Elliot Rodger, like nearly all young killers, was taking psychiatric drugs (Xanax)
Cannabis kicks Lyme disease to the curb
Harvard research links fluoridated water to ADHD, mental disorders
Right to farm being stripped from Americans: Michigan to criminalize small family farms with chickens, goats, honey bees and more
Monsanto's seed imperialism halted in Canada thanks to massive protests
Delicious
(NaturalNews) A study by the U.S. Department of Agriculture and the National Cancer Institute revealed that most Americans are not consuming the daily recommended amounts of fruits and vegetables suggested by the USDA MyPyramid diet guideline.

The MyPyramid guide, which can be found at www.MyPyramid.com, personalizes its recommendations depending on the age, sex and activity level of the individual consulting it, but usually recommends 1 to 2.5 cups of fruit and 1 to 4 cups of vegetables per day.

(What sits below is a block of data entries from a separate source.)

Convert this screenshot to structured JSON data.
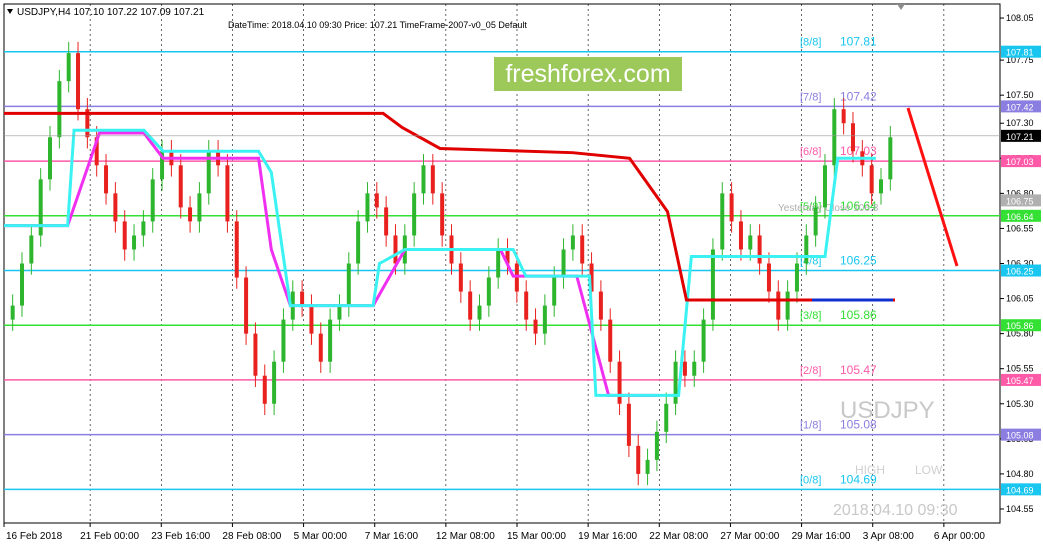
{
  "header": {
    "symbol_info": "USDJPY,H4  107.10 107.22 107.09 107.21",
    "indicator_info": "DateTime: 2018.04.10 09:30    Price: 107.21    TimeFrame-2007-v0_05    Default"
  },
  "watermark": {
    "brand": "freshforex.com",
    "symbol": "USDJPY",
    "high_label": "HIGH",
    "low_label": "LOW",
    "datetime": "2018.04.10 09:30",
    "yesterday_close": "Yesterday Close 106.8"
  },
  "colors": {
    "bull": "#2db52d",
    "bear": "#e8211e",
    "grid": "#000000",
    "level_blue": "#18c6f0",
    "level_purple": "#8a7ee0",
    "level_pink": "#ff5aa8",
    "level_green": "#33e033",
    "red_line": "#e00000",
    "cyan_line": "#3af2f2",
    "magenta_line": "#f030f0",
    "arrow": "#ff1010"
  },
  "chart_data": {
    "type": "candlestick",
    "symbol": "USDJPY",
    "timeframe": "H4",
    "ylim": [
      104.45,
      108.15
    ],
    "y_ticks": [
      "108.05",
      "107.75",
      "107.50",
      "107.30",
      "107.05",
      "106.80",
      "106.55",
      "106.30",
      "106.05",
      "105.80",
      "105.55",
      "105.30",
      "105.05",
      "104.80",
      "104.55"
    ],
    "x_ticks": [
      "16 Feb 2018",
      "21 Feb 00:00",
      "23 Feb 16:00",
      "28 Feb 08:00",
      "5 Mar 00:00",
      "7 Mar 16:00",
      "12 Mar 08:00",
      "15 Mar 00:00",
      "19 Mar 16:00",
      "22 Mar 08:00",
      "27 Mar 00:00",
      "29 Mar 16:00",
      "3 Apr 08:00",
      "6 Apr 00:00"
    ],
    "current_price": "107.21",
    "murrey_levels": [
      {
        "name": "[8/8]",
        "price": "107.81",
        "color": "level_blue"
      },
      {
        "name": "[7/8]",
        "price": "107.42",
        "color": "level_purple"
      },
      {
        "name": "[6/8]",
        "price": "107.03",
        "color": "level_pink"
      },
      {
        "name": "[5/8]",
        "price": "106.64",
        "color": "level_green"
      },
      {
        "name": "[4/8]",
        "price": "106.25",
        "color": "level_blue"
      },
      {
        "name": "[3/8]",
        "price": "105.86",
        "color": "level_green"
      },
      {
        "name": "[2/8]",
        "price": "105.47",
        "color": "level_pink"
      },
      {
        "name": "[1/8]",
        "price": "105.08",
        "color": "level_purple"
      },
      {
        "name": "[0/8]",
        "price": "104.69",
        "color": "level_blue"
      }
    ],
    "price_labels_right": [
      "107.81",
      "107.42",
      "107.21",
      "107.03",
      "106.75",
      "106.64",
      "106.25",
      "105.86",
      "105.47",
      "105.08",
      "104.69"
    ],
    "close_series": [
      106.0,
      106.3,
      106.5,
      106.9,
      107.2,
      107.6,
      107.8,
      107.4,
      107.2,
      107.0,
      106.8,
      106.6,
      106.4,
      106.5,
      106.6,
      106.9,
      107.1,
      107.0,
      106.7,
      106.6,
      106.8,
      107.1,
      107.0,
      106.6,
      106.2,
      105.8,
      105.5,
      105.3,
      105.6,
      105.9,
      106.1,
      106.0,
      105.8,
      105.6,
      105.9,
      106.0,
      106.3,
      106.6,
      106.8,
      106.7,
      106.5,
      106.3,
      106.5,
      106.8,
      107.0,
      106.8,
      106.5,
      106.3,
      106.1,
      105.9,
      106.0,
      106.2,
      106.4,
      106.3,
      106.1,
      105.9,
      105.8,
      106.0,
      106.2,
      106.4,
      106.5,
      106.3,
      106.1,
      105.9,
      105.6,
      105.3,
      105.0,
      104.8,
      104.9,
      105.1,
      105.3,
      105.6,
      105.5,
      105.6,
      105.9,
      106.4,
      106.8,
      106.6,
      106.4,
      106.5,
      106.3,
      106.1,
      105.9,
      106.1,
      106.3,
      106.5,
      106.7,
      107.0,
      107.4,
      107.3,
      107.1,
      107.0,
      106.8,
      106.9,
      107.2
    ],
    "red_trail": [
      [
        0,
        107.37
      ],
      [
        40,
        107.37
      ],
      [
        42,
        107.27
      ],
      [
        46,
        107.12
      ],
      [
        60,
        107.09
      ],
      [
        66,
        107.05
      ],
      [
        70,
        106.67
      ],
      [
        72,
        106.04
      ],
      [
        94,
        106.04
      ]
    ],
    "cyan_trail": [
      [
        0,
        106.57
      ],
      [
        10,
        106.57
      ],
      [
        11,
        107.25
      ],
      [
        22,
        107.25
      ],
      [
        25,
        107.1
      ],
      [
        40,
        107.1
      ],
      [
        42,
        106.95
      ],
      [
        45,
        106.0
      ],
      [
        58,
        106.0
      ],
      [
        59,
        106.3
      ],
      [
        63,
        106.4
      ],
      [
        80,
        106.4
      ],
      [
        82,
        106.21
      ],
      [
        92,
        106.21
      ],
      [
        93,
        105.36
      ],
      [
        106,
        105.36
      ],
      [
        108,
        106.35
      ],
      [
        129,
        106.35
      ],
      [
        131,
        107.05
      ],
      [
        137,
        107.05
      ]
    ],
    "magenta_trail": [
      [
        0,
        106.57
      ],
      [
        10,
        106.57
      ],
      [
        15,
        107.23
      ],
      [
        22,
        107.23
      ],
      [
        25,
        107.05
      ],
      [
        40,
        107.05
      ],
      [
        42,
        106.4
      ],
      [
        45,
        106.0
      ],
      [
        58,
        106.0
      ],
      [
        63,
        106.4
      ],
      [
        78,
        106.4
      ],
      [
        80,
        106.21
      ],
      [
        90,
        106.21
      ],
      [
        95,
        105.36
      ],
      [
        103,
        105.36
      ]
    ]
  }
}
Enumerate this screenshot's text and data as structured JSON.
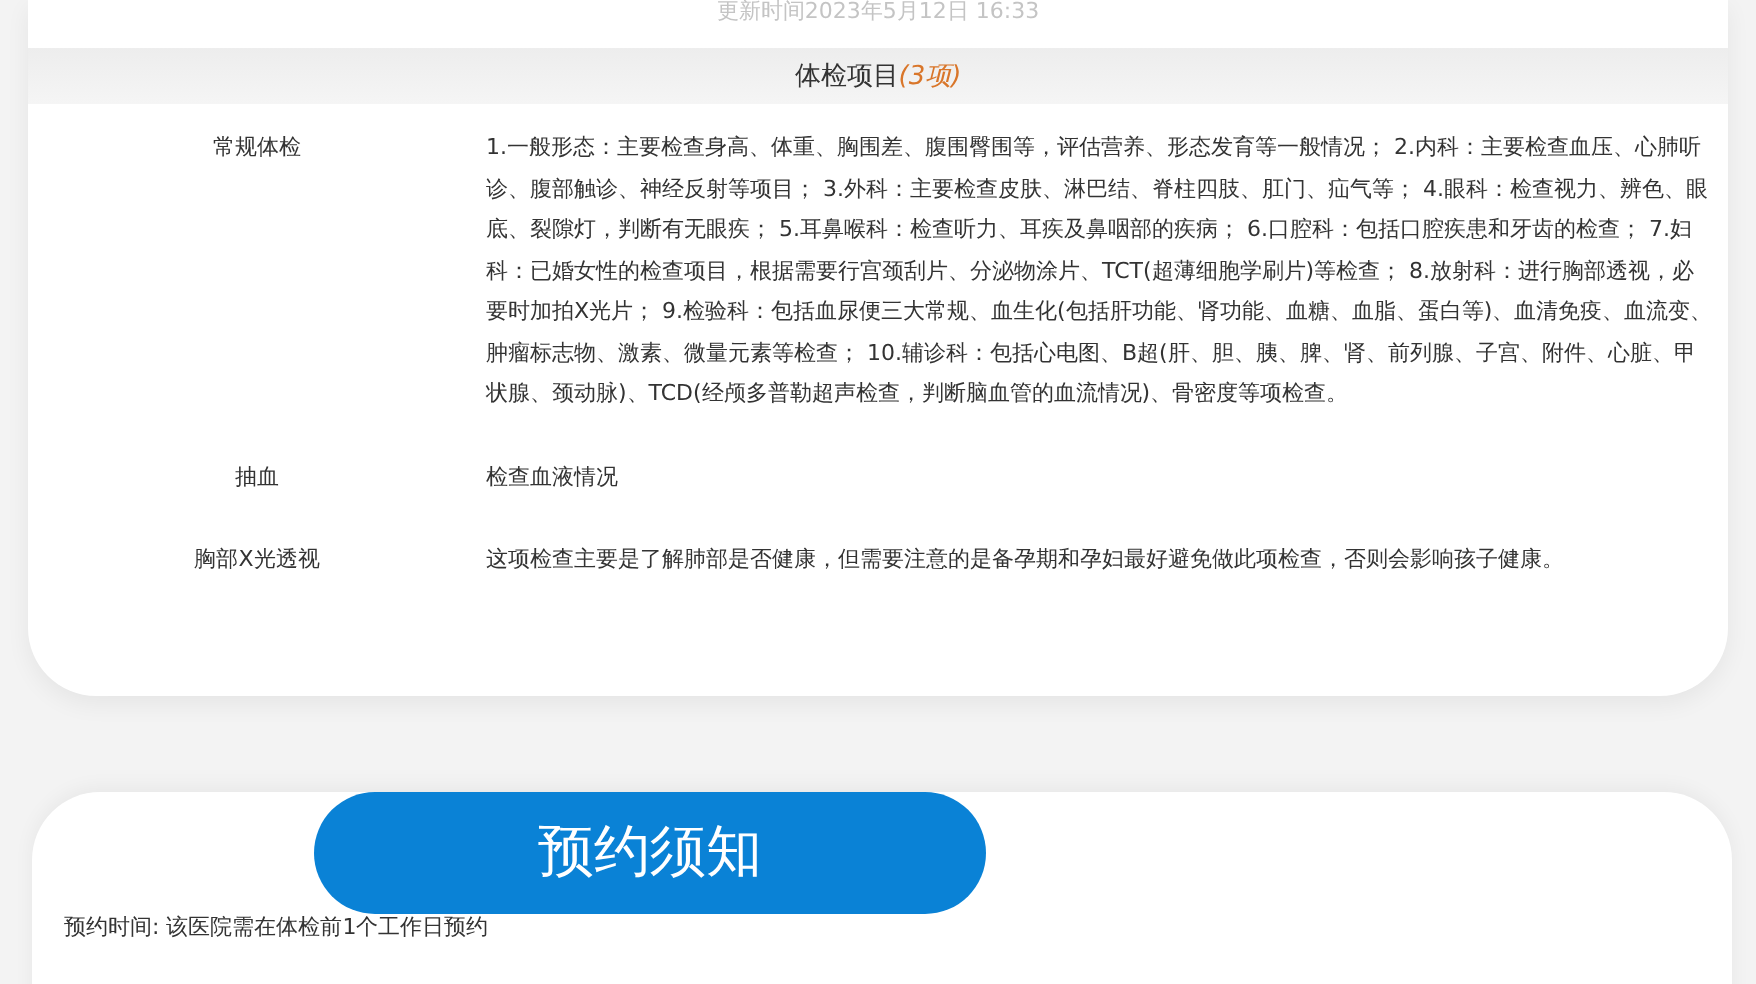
{
  "update_time": "更新时间2023年5月12日 16:33",
  "section": {
    "title": "体检项目",
    "count": "(3项)"
  },
  "items": [
    {
      "name": "常规体检",
      "description": "1.一般形态：主要检查身高、体重、胸围差、腹围臀围等，评估营养、形态发育等一般情况； 2.内科：主要检查血压、心肺听诊、腹部触诊、神经反射等项目； 3.外科：主要检查皮肤、淋巴结、脊柱四肢、肛门、疝气等； 4.眼科：检查视力、辨色、眼底、裂隙灯，判断有无眼疾； 5.耳鼻喉科：检查听力、耳疾及鼻咽部的疾病； 6.口腔科：包括口腔疾患和牙齿的检查； 7.妇科：已婚女性的检查项目，根据需要行宫颈刮片、分泌物涂片、TCT(超薄细胞学刷片)等检查； 8.放射科：进行胸部透视，必要时加拍X光片； 9.检验科：包括血尿便三大常规、血生化(包括肝功能、肾功能、血糖、血脂、蛋白等)、血清免疫、血流变、肿瘤标志物、激素、微量元素等检查； 10.辅诊科：包括心电图、B超(肝、胆、胰、脾、肾、前列腺、子宫、附件、心脏、甲状腺、颈动脉)、TCD(经颅多普勒超声检查，判断脑血管的血流情况)、骨密度等项检查。"
    },
    {
      "name": "抽血",
      "description": "检查血液情况"
    },
    {
      "name": "胸部X光透视",
      "description": "这项检查主要是了解肺部是否健康，但需要注意的是备孕期和孕妇最好避免做此项检查，否则会影响孩子健康。"
    }
  ],
  "notice": {
    "heading": "预约须知",
    "text": "预约时间: 该医院需在体检前1个工作日预约"
  }
}
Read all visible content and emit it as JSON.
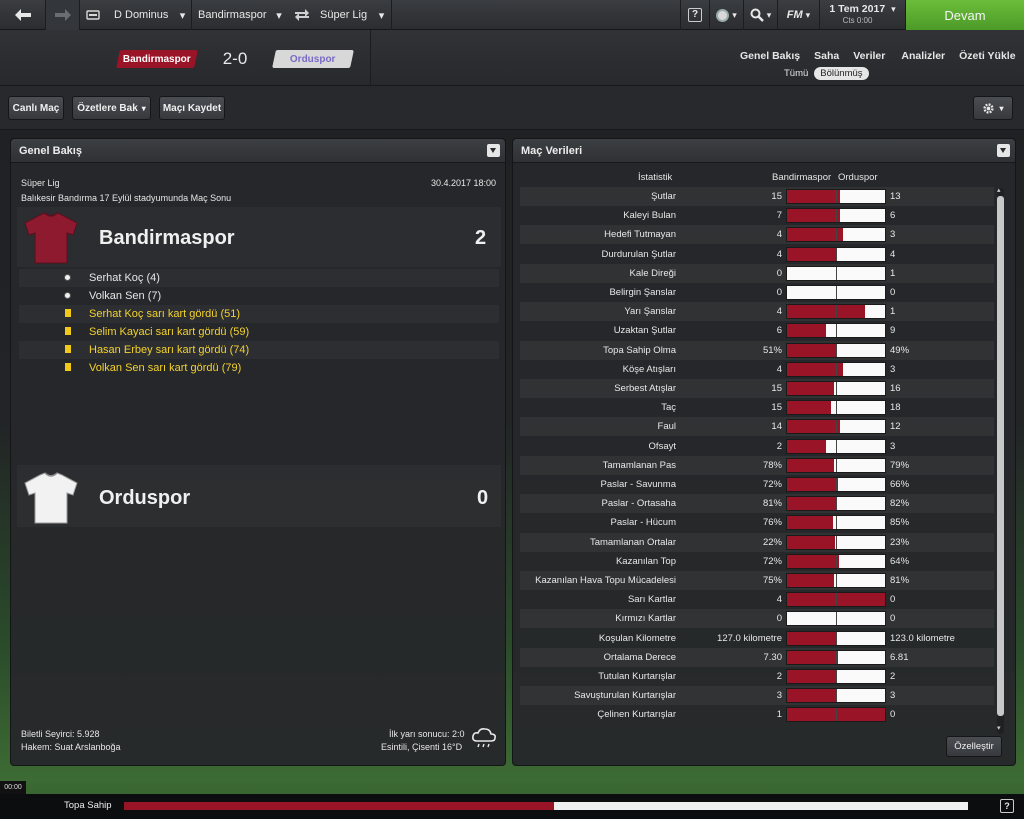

According to the results, most Americans were lacking dark green and orange vegetables and legumes from their diets more than any other fruit or vegetable.

"A large proportion of the U.S. population needs to increase their fruit and vegetable intake if recommendations are to be met," the researchers noted in the report, published in this month's Journal of the American Dietetic Association. "Barriers to increasing consumption ... should be investigated, and strategies for appropriate programs and interventions should be developed."

Previous studies have linked consumption of fruits and vegetables to a reduced risk of cancer and cardiovascular disease, and better weight management through the feeling of fullness and the decrease in the body's energy intake brought on by the foods. The USDA cited these results as the primary reasons the agency switched from their famous Food Guide Pyramid to the new MyPyramid system in 2005. The MyPyramid guide shows a marked increase in recommended amounts of fruits and vegetables, and also offers recommendations on specific types of vegetables.

Certain mitigating factors, such as the MyPyramid guide recommending a high level of dairy intake regardless of the individual, have prompted health advocates such as Mike Adams to recommend against using the USDA system in favor of financially unmotivated guides like the Honest Food Guide, available at www.HonestFoodGuide.org. "The USDA MyPyramid nutritional guide is widely viewed as a joke among serious nutritionists," he said. "And that makes it doubly frustrating that most Americans are not even meeting its watered-down nutritional guidelines. People are still consuming far too much meat, milk, processed foods and refined grains and sugars," he said. "And part of the problem is the USDA itself, which designed the MyPyramid guide to appease influential food corporations and the dairy industry rather than to give the American public honest advice about nutrition."

###

Join over four million monthly readers. Your privacy is protected. Unsubscribe at any time.
comments powered by Disqus
Take Action: Support NaturalNews.com by linking back to this article from your website

Permalink to this article:

Embed article link: (copy HTML code below):

Reprinting this article:
Non-commercial use OK, cite NaturalNews.com with clickable link.

Follow Natural News on Facebook, Twitter, Google Plus, and Pinterest

Advertise with NaturalNews...

Support NaturalNews Sponsors:

Advertise with NaturalNews...

GET SHOW DETAILS
+ a FREE GIFT

Sign up for the FREE Natural News Email Newsletter

Receive breaking news on GMOs, vaccines, fluoride, radiation protection, natural cures, food safety alerts and interviews with the world's top experts on natural health and more.

Join over 7 million monthly readers of NaturalNews.com, the internet's No. 1 natural health news site. (Source: Alexa.com)

Your email address *

Please enter the code you see above*

No Thanks

Already have it and love it!

Natural News supports and helps fund these organizations:

* Required. Once you click submit, we will send you an email asking you to confirm your free registration. Your privacy is assured and your information is kept confidential. You may unsubscribe at anytime.